How to prepare for the procedure
Before the procedure, an ASDS dermatologist will review the patient's medical history and conduct a physical exam. This is the time for the doctor and patient to discuss expectations, potential risks/benefits and outcomes of the procedure. Patients should tell their doctor if they have:
- Extreme sensitivity to light.
- Prescriptions that make them sensitive to light.
- Conditions such as systemic lupus erythematosus or porphyria.
- A history of staph infections, skin infections or cold sores.
- On the day of treatment, patients should wear loose comfortable clothes and a wide-brimmed hat (if they are having a facial treatment).
What to expect after the treatment
Most patients are able to drive themselves home after the procedure. Smoking is discouraged immediately following treatment. Most patients experience mild dryness and a sunburn on the treatment area. Over-the-counter medication can be used to treat pain.
It's important to avoid exposure to direct sunlight, even momentarily, for 24 to 48 hours following treatment. Accidental exposure can result in more severe reactions.
Patients usually can resume normal activities within a day or two following treatment.
Find a doctor for your photodynamic therapy treatment
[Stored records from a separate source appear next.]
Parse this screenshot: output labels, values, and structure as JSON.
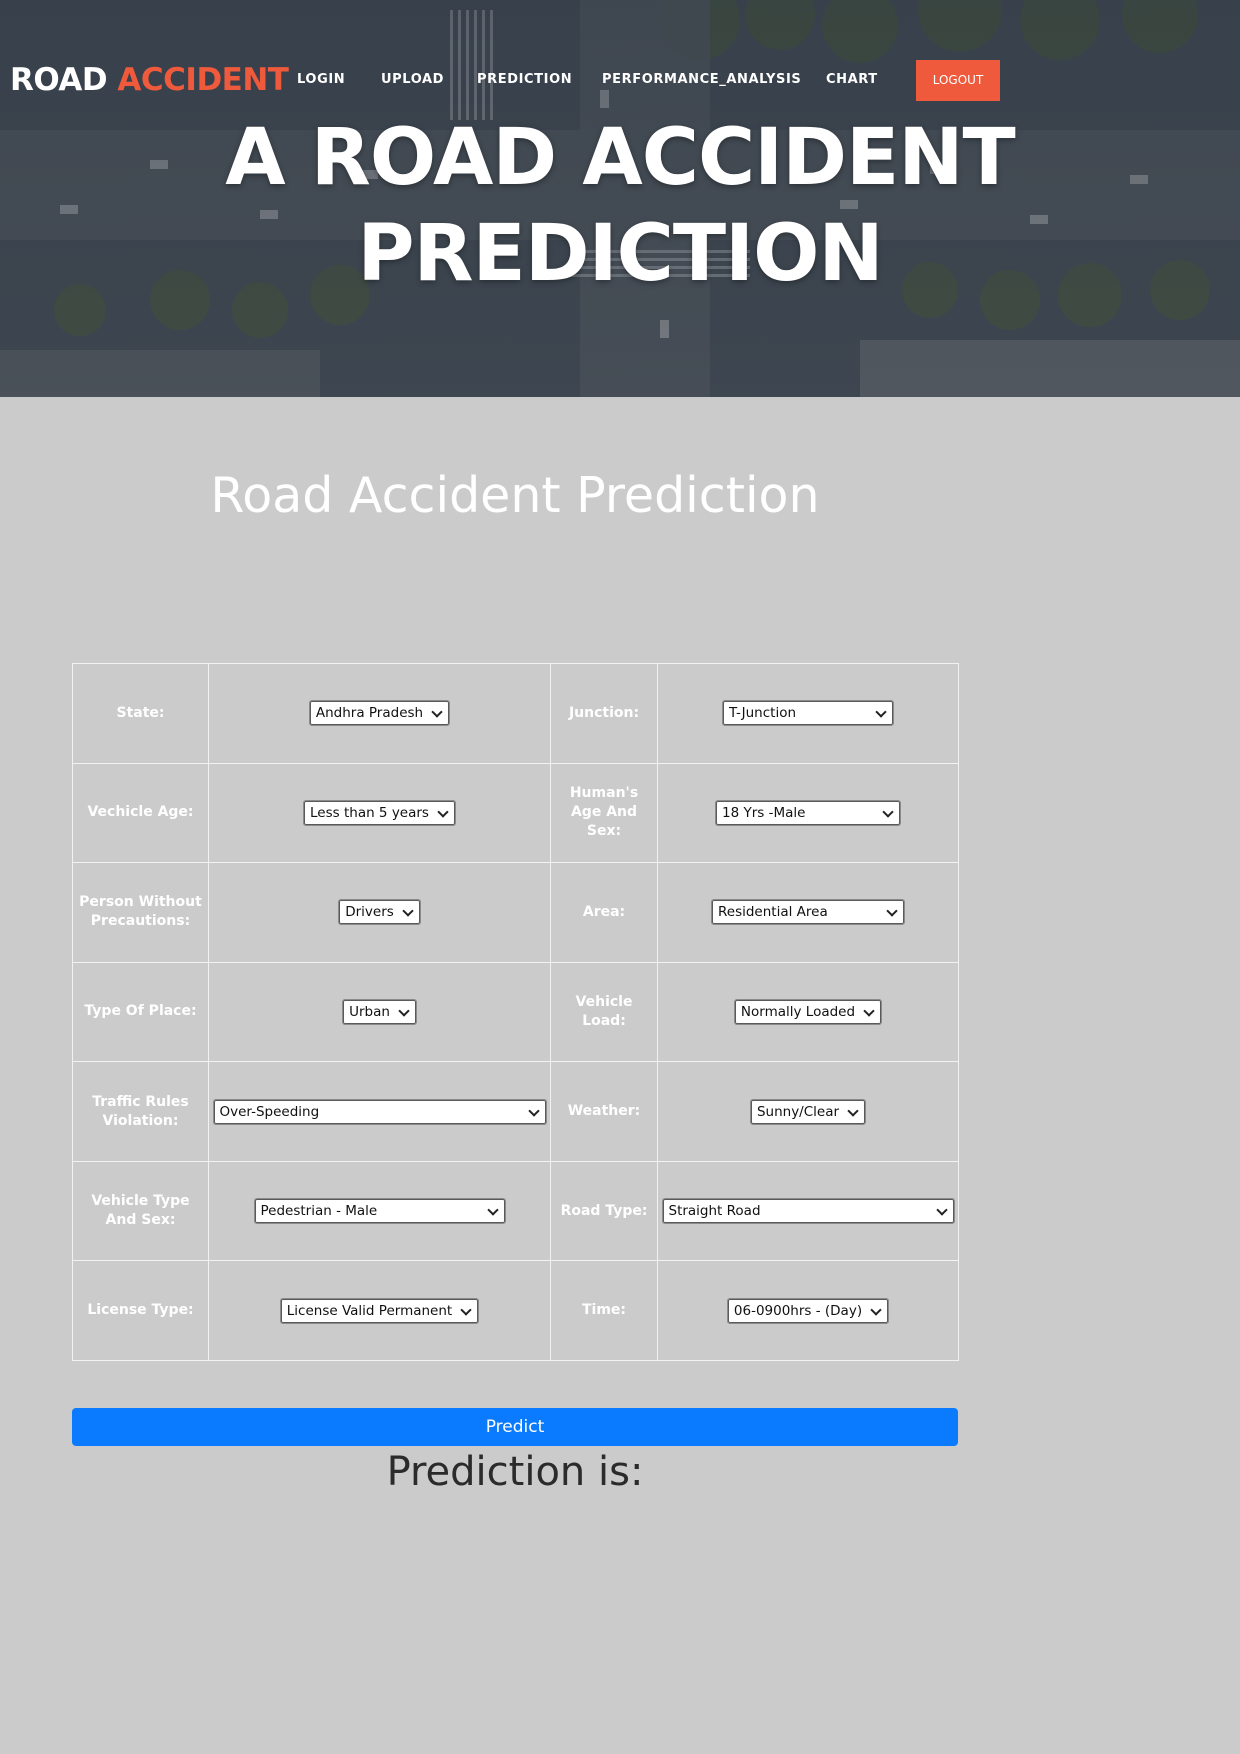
{
  "nav": {
    "brand_white": "ROAD",
    "brand_accent": "ACCIDENT",
    "links": [
      "LOGIN",
      "UPLOAD",
      "PREDICTION",
      "PERFORMANCE_ANALYSIS",
      "CHART"
    ],
    "logout": "LOGOUT"
  },
  "hero": {
    "line1": "A ROAD ACCIDENT",
    "line2": "PREDICTION"
  },
  "section_title": "Road Accident Prediction",
  "form": {
    "rows": [
      {
        "l_label": "State:",
        "l_value": "Andhra Pradesh",
        "r_label": "Junction:",
        "r_value": "T-Junction"
      },
      {
        "l_label": "Vechicle Age:",
        "l_value": "Less than 5 years",
        "r_label": "Human's Age And Sex:",
        "r_value": "18 Yrs -Male"
      },
      {
        "l_label": "Person Without Precautions:",
        "l_value": "Drivers",
        "r_label": "Area:",
        "r_value": "Residential Area"
      },
      {
        "l_label": "Type Of Place:",
        "l_value": "Urban",
        "r_label": "Vehicle Load:",
        "r_value": "Normally Loaded"
      },
      {
        "l_label": "Traffic Rules Violation:",
        "l_value": "Over-Speeding",
        "r_label": "Weather:",
        "r_value": "Sunny/Clear"
      },
      {
        "l_label": "Vehicle Type And Sex:",
        "l_value": "Pedestrian - Male",
        "r_label": "Road Type:",
        "r_value": "Straight Road"
      },
      {
        "l_label": "License Type:",
        "l_value": "License Valid Permanent",
        "r_label": "Time:",
        "r_value": "06-0900hrs - (Day)"
      }
    ]
  },
  "predict_button": "Predict",
  "result_label": "Prediction is:",
  "colors": {
    "accent": "#ef5a3d",
    "button": "#0a7bff",
    "background": "#cbcbcb"
  }
}
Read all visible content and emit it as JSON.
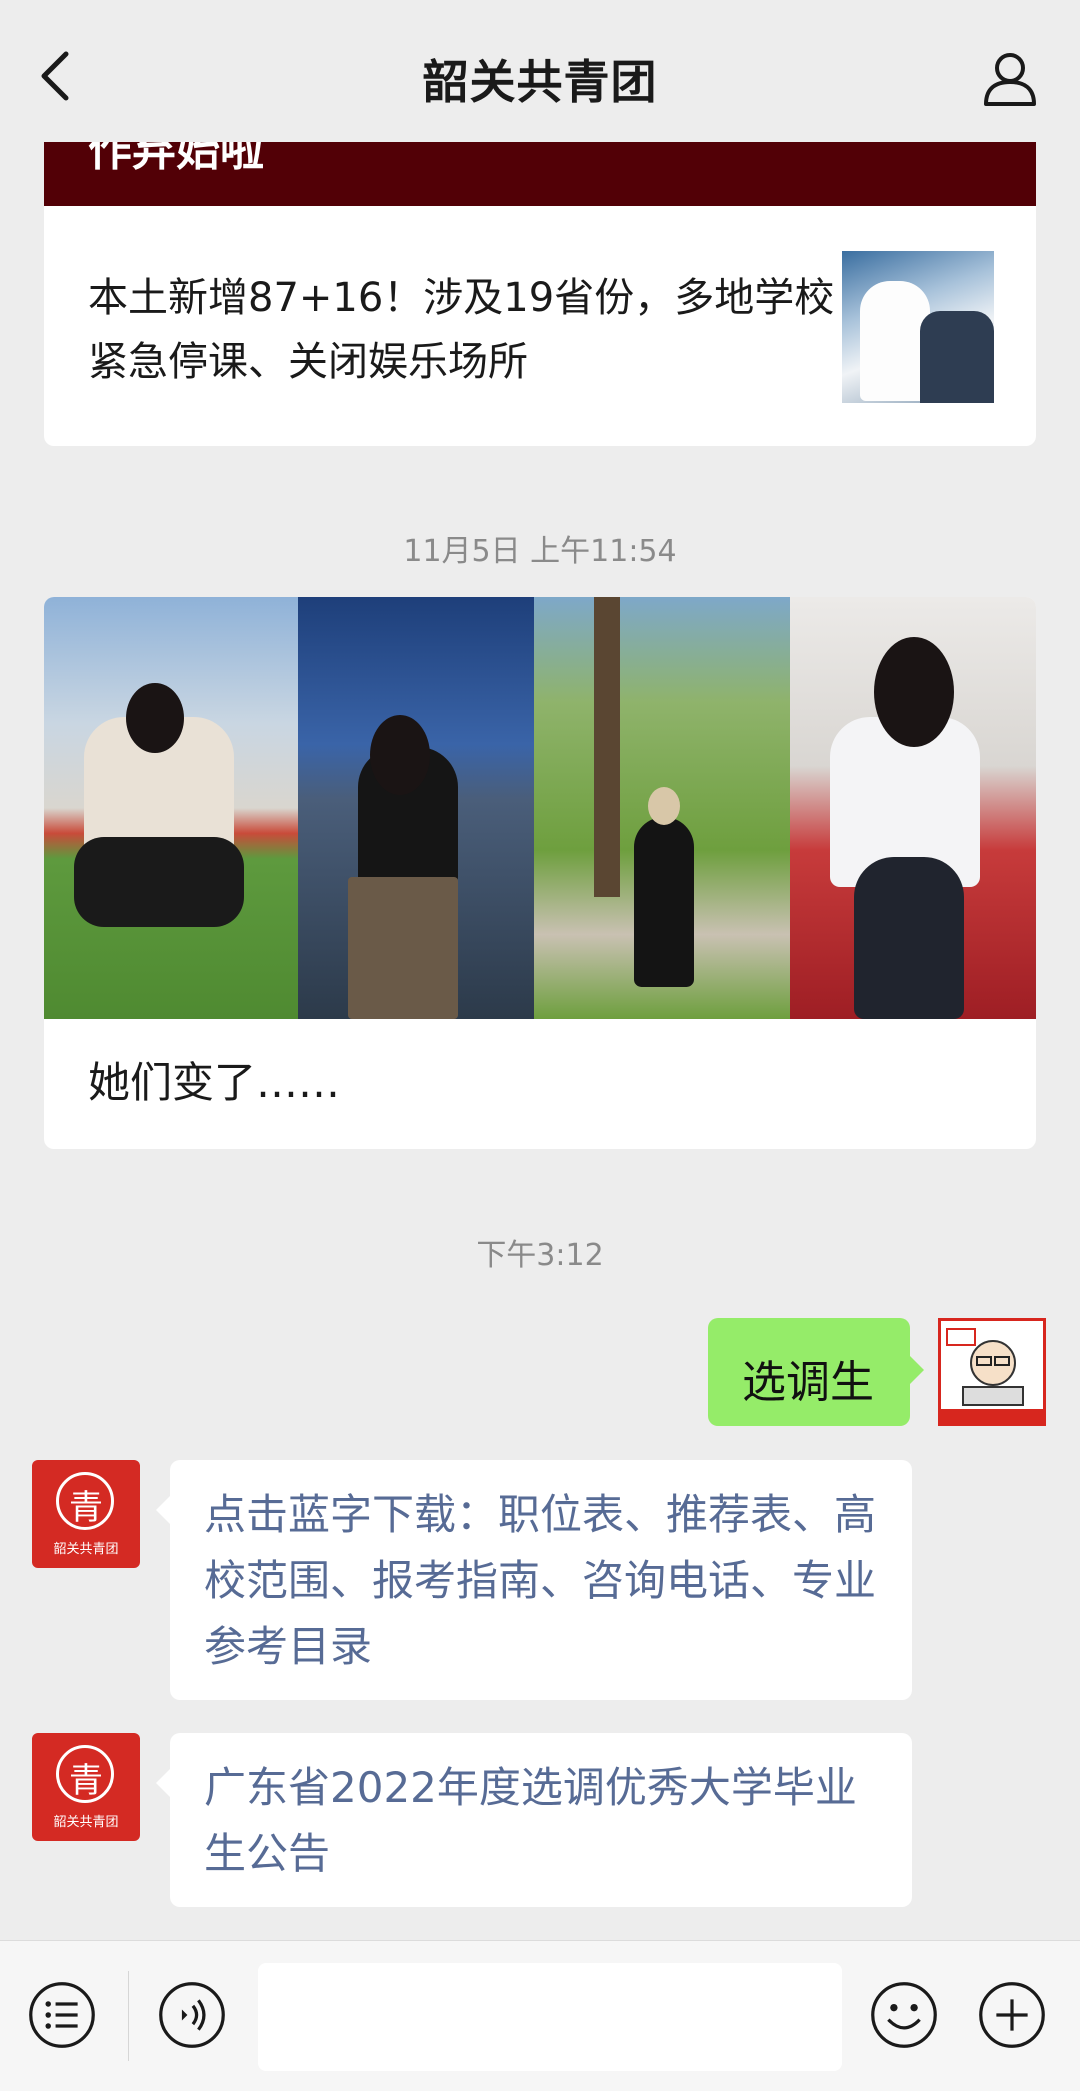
{
  "header": {
    "title": "韶关共青团",
    "back_icon": "chevron-left-icon",
    "profile_icon": "person-icon"
  },
  "messages": {
    "article1": {
      "banner_text": "作弃始啦",
      "title": "本土新增87+16！涉及19省份，多地学校紧急停课、关闭娱乐场所"
    },
    "time1": "11月5日 上午11:54",
    "article2": {
      "caption": "她们变了……"
    },
    "time2": "下午3:12",
    "user_message": "选调生",
    "bot_avatar_label": "韶关共青团",
    "bot_avatar_glyph": "青",
    "bot_reply1": "点击蓝字下载：职位表、推荐表、高校范围、报考指南、咨询电话、专业参考目录",
    "bot_reply2": "广东省2022年度选调优秀大学毕业生公告"
  },
  "bottom_bar": {
    "menu_icon": "menu-list-icon",
    "voice_icon": "voice-icon",
    "emoji_icon": "emoji-icon",
    "plus_icon": "plus-icon",
    "input_value": ""
  },
  "colors": {
    "background": "#ededed",
    "user_bubble": "#95ec69",
    "link_text": "#576b95",
    "brand_red": "#d42a23"
  }
}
Visit "Find a dermatologic surgeon" and choose “Skin Cancer Treatments & Reconstruction” from the dropdown menu. In 2013, ASDS doctors performed nearly 3.04 million skin cancer treatments, up from 2.7 in 2012. Because ASDS dermatologists are trained in the best and latest techniques, they are the most qualified to evaluate and select the best treatment choice based on the individual patient’s condition.